Entries provided: Begin
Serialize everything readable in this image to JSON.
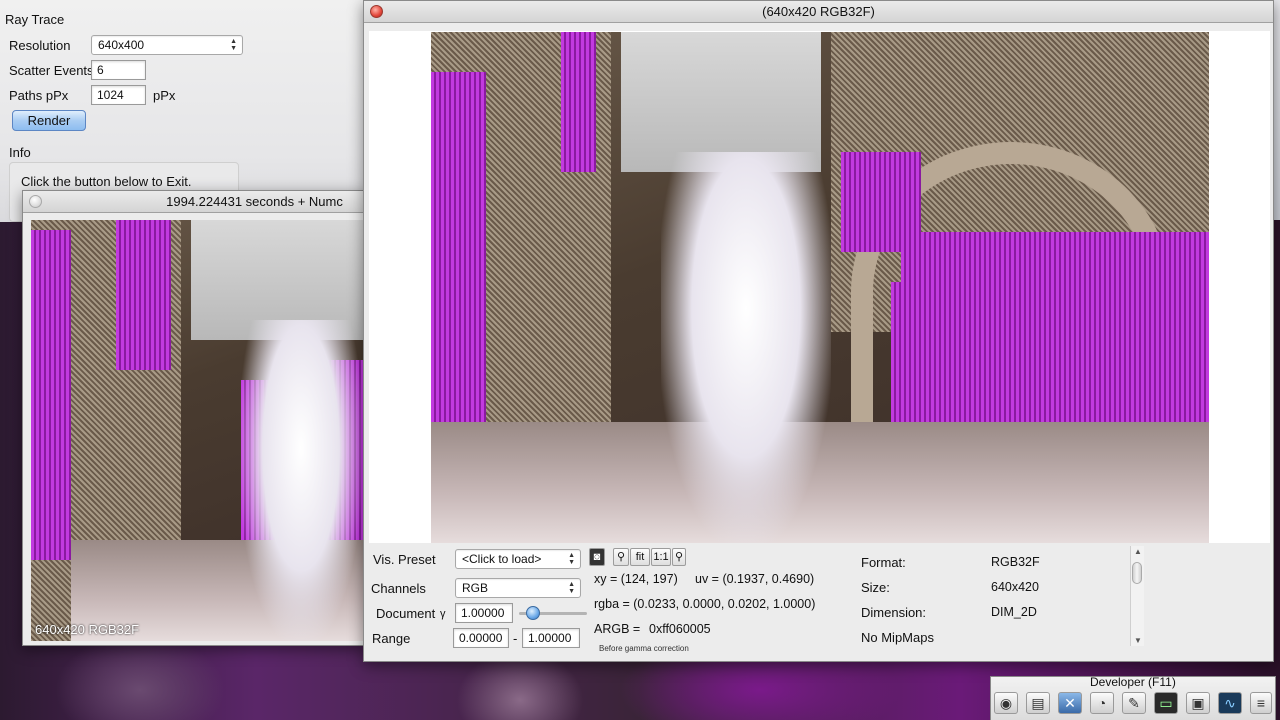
{
  "ray_trace_panel": {
    "title": "Ray Trace",
    "resolution_label": "Resolution",
    "resolution_value": "640x400",
    "scatter_label": "Scatter Events",
    "scatter_value": "6",
    "paths_label": "Paths pPx",
    "paths_value": "1024",
    "paths_unit": "pPx",
    "render_button": "Render",
    "info_label": "Info",
    "info_text": "Click the button below to Exit."
  },
  "preview_window": {
    "title": "1994.224431 seconds + Numc",
    "overlay": "640x420 RGB32F"
  },
  "main_window": {
    "title": "(640x420 RGB32F)"
  },
  "inspector": {
    "vis_preset_label": "Vis. Preset",
    "vis_preset_value": "<Click to load>",
    "channels_label": "Channels",
    "channels_value": "RGB",
    "document_label": "Document",
    "gamma_symbol": "γ",
    "gamma_value": "1.00000",
    "range_label": "Range",
    "range_min": "0.00000",
    "range_sep": "-",
    "range_max": "1.00000",
    "tool_fit": "fit",
    "tool_one": "1:1",
    "xy": "xy =  (124, 197)",
    "uv": "uv =  (0.1937, 0.4690)",
    "rgba": "rgba =  (0.0233, 0.0000, 0.0202, 1.0000)",
    "argb_label": "ARGB =",
    "argb_value": "0xff060005",
    "gamma_note": "Before gamma correction",
    "format_label": "Format:",
    "format_value": "RGB32F",
    "size_label": "Size:",
    "size_value": "640x420",
    "dimension_label": "Dimension:",
    "dimension_value": "DIM_2D",
    "mipmaps": "No MipMaps"
  },
  "developer_bar": {
    "title": "Developer (F11)",
    "icons": [
      "camera-icon",
      "clapper-icon",
      "tools-icon",
      "gauge-icon",
      "note-icon",
      "terminal-icon",
      "windows-icon",
      "monitor-icon",
      "document-icon"
    ]
  }
}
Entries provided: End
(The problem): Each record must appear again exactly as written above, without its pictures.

(Reply):
Serialize everything readable in this image to JSON.
{
  "ray_trace_panel": {
    "title": "Ray Trace",
    "resolution_label": "Resolution",
    "resolution_value": "640x400",
    "scatter_label": "Scatter Events",
    "scatter_value": "6",
    "paths_label": "Paths pPx",
    "paths_value": "1024",
    "paths_unit": "pPx",
    "render_button": "Render",
    "info_label": "Info",
    "info_text": "Click the button below to Exit."
  },
  "preview_window": {
    "title": "1994.224431 seconds + Numc",
    "overlay": "640x420 RGB32F"
  },
  "main_window": {
    "title": "(640x420 RGB32F)"
  },
  "inspector": {
    "vis_preset_label": "Vis. Preset",
    "vis_preset_value": "<Click to load>",
    "channels_label": "Channels",
    "channels_value": "RGB",
    "document_label": "Document",
    "gamma_symbol": "γ",
    "gamma_value": "1.00000",
    "range_label": "Range",
    "range_min": "0.00000",
    "range_sep": "-",
    "range_max": "1.00000",
    "tool_fit": "fit",
    "tool_one": "1:1",
    "xy": "xy =  (124, 197)",
    "uv": "uv =  (0.1937, 0.4690)",
    "rgba": "rgba =  (0.0233, 0.0000, 0.0202, 1.0000)",
    "argb_label": "ARGB =",
    "argb_value": "0xff060005",
    "gamma_note": "Before gamma correction",
    "format_label": "Format:",
    "format_value": "RGB32F",
    "size_label": "Size:",
    "size_value": "640x420",
    "dimension_label": "Dimension:",
    "dimension_value": "DIM_2D",
    "mipmaps": "No MipMaps"
  },
  "developer_bar": {
    "title": "Developer (F11)",
    "icons": [
      "camera-icon",
      "clapper-icon",
      "tools-icon",
      "gauge-icon",
      "note-icon",
      "terminal-icon",
      "windows-icon",
      "monitor-icon",
      "document-icon"
    ]
  }
}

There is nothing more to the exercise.